Source data Start Marker
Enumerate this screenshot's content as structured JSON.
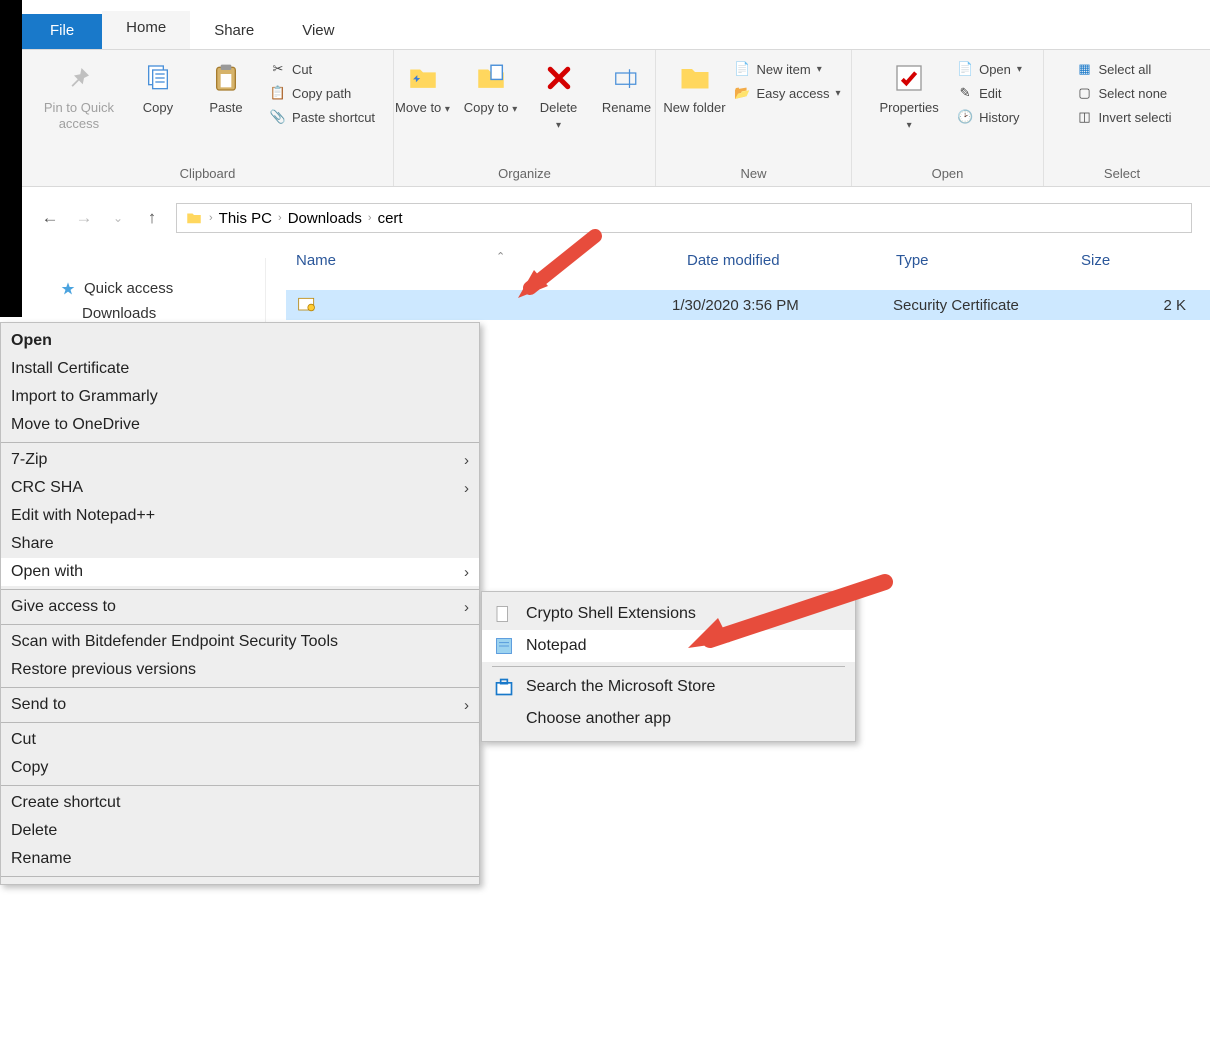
{
  "tabs": {
    "file": "File",
    "home": "Home",
    "share": "Share",
    "view": "View"
  },
  "ribbon": {
    "clipboard": {
      "label": "Clipboard",
      "pin": "Pin to Quick access",
      "copy": "Copy",
      "paste": "Paste",
      "cut": "Cut",
      "copypath": "Copy path",
      "pasteshortcut": "Paste shortcut"
    },
    "organize": {
      "label": "Organize",
      "moveto": "Move to",
      "copyto": "Copy to",
      "delete": "Delete",
      "rename": "Rename"
    },
    "new": {
      "label": "New",
      "newfolder": "New folder",
      "newitem": "New item",
      "easyaccess": "Easy access"
    },
    "open": {
      "label": "Open",
      "properties": "Properties",
      "open": "Open",
      "edit": "Edit",
      "history": "History"
    },
    "select": {
      "label": "Select",
      "all": "Select all",
      "none": "Select none",
      "invert": "Invert selecti"
    }
  },
  "breadcrumb": {
    "pc": "This PC",
    "dl": "Downloads",
    "cert": "cert"
  },
  "sidebar": {
    "quick": "Quick access",
    "downloads": "Downloads"
  },
  "columns": {
    "name": "Name",
    "date": "Date modified",
    "type": "Type",
    "size": "Size"
  },
  "file": {
    "date": "1/30/2020 3:56 PM",
    "type": "Security Certificate",
    "size": "2 K"
  },
  "ctx": {
    "open": "Open",
    "install": "Install Certificate",
    "grammarly": "Import to Grammarly",
    "onedrive": "Move to OneDrive",
    "zip": "7-Zip",
    "crc": "CRC SHA",
    "npp": "Edit with Notepad++",
    "share": "Share",
    "openwith": "Open with",
    "giveaccess": "Give access to",
    "bitdefender": "Scan with Bitdefender Endpoint Security Tools",
    "restore": "Restore previous versions",
    "sendto": "Send to",
    "cut": "Cut",
    "copy": "Copy",
    "shortcut": "Create shortcut",
    "delete": "Delete",
    "rename": "Rename"
  },
  "submenu": {
    "crypto": "Crypto Shell Extensions",
    "notepad": "Notepad",
    "store": "Search the Microsoft Store",
    "choose": "Choose another app"
  }
}
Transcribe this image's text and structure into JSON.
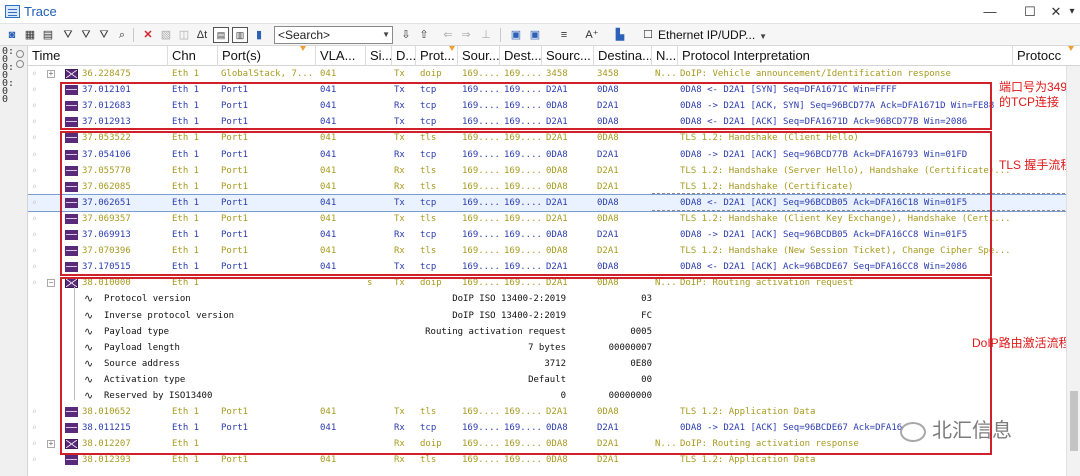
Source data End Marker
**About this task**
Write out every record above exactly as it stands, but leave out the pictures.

**Answer below**
Enumerate this screenshot's content as structured JSON.
{
  "tabs": {
    "file": "File",
    "home": "Home",
    "share": "Share",
    "view": "View"
  },
  "ribbon": {
    "clipboard": {
      "label": "Clipboard",
      "pin": "Pin to Quick access",
      "copy": "Copy",
      "paste": "Paste",
      "cut": "Cut",
      "copypath": "Copy path",
      "pasteshortcut": "Paste shortcut"
    },
    "organize": {
      "label": "Organize",
      "moveto": "Move to",
      "copyto": "Copy to",
      "delete": "Delete",
      "rename": "Rename"
    },
    "new": {
      "label": "New",
      "newfolder": "New folder",
      "newitem": "New item",
      "easyaccess": "Easy access"
    },
    "open": {
      "label": "Open",
      "properties": "Properties",
      "open": "Open",
      "edit": "Edit",
      "history": "History"
    },
    "select": {
      "label": "Select",
      "all": "Select all",
      "none": "Select none",
      "invert": "Invert selecti"
    }
  },
  "breadcrumb": {
    "pc": "This PC",
    "dl": "Downloads",
    "cert": "cert"
  },
  "sidebar": {
    "quick": "Quick access",
    "downloads": "Downloads"
  },
  "columns": {
    "name": "Name",
    "date": "Date modified",
    "type": "Type",
    "size": "Size"
  },
  "file": {
    "date": "1/30/2020 3:56 PM",
    "type": "Security Certificate",
    "size": "2 K"
  },
  "ctx": {
    "open": "Open",
    "install": "Install Certificate",
    "grammarly": "Import to Grammarly",
    "onedrive": "Move to OneDrive",
    "zip": "7-Zip",
    "crc": "CRC SHA",
    "npp": "Edit with Notepad++",
    "share": "Share",
    "openwith": "Open with",
    "giveaccess": "Give access to",
    "bitdefender": "Scan with Bitdefender Endpoint Security Tools",
    "restore": "Restore previous versions",
    "sendto": "Send to",
    "cut": "Cut",
    "copy": "Copy",
    "shortcut": "Create shortcut",
    "delete": "Delete",
    "rename": "Rename"
  },
  "submenu": {
    "crypto": "Crypto Shell Extensions",
    "notepad": "Notepad",
    "store": "Search the Microsoft Store",
    "choose": "Choose another app"
  }
}
Transcribe this image's text and structure into JSON.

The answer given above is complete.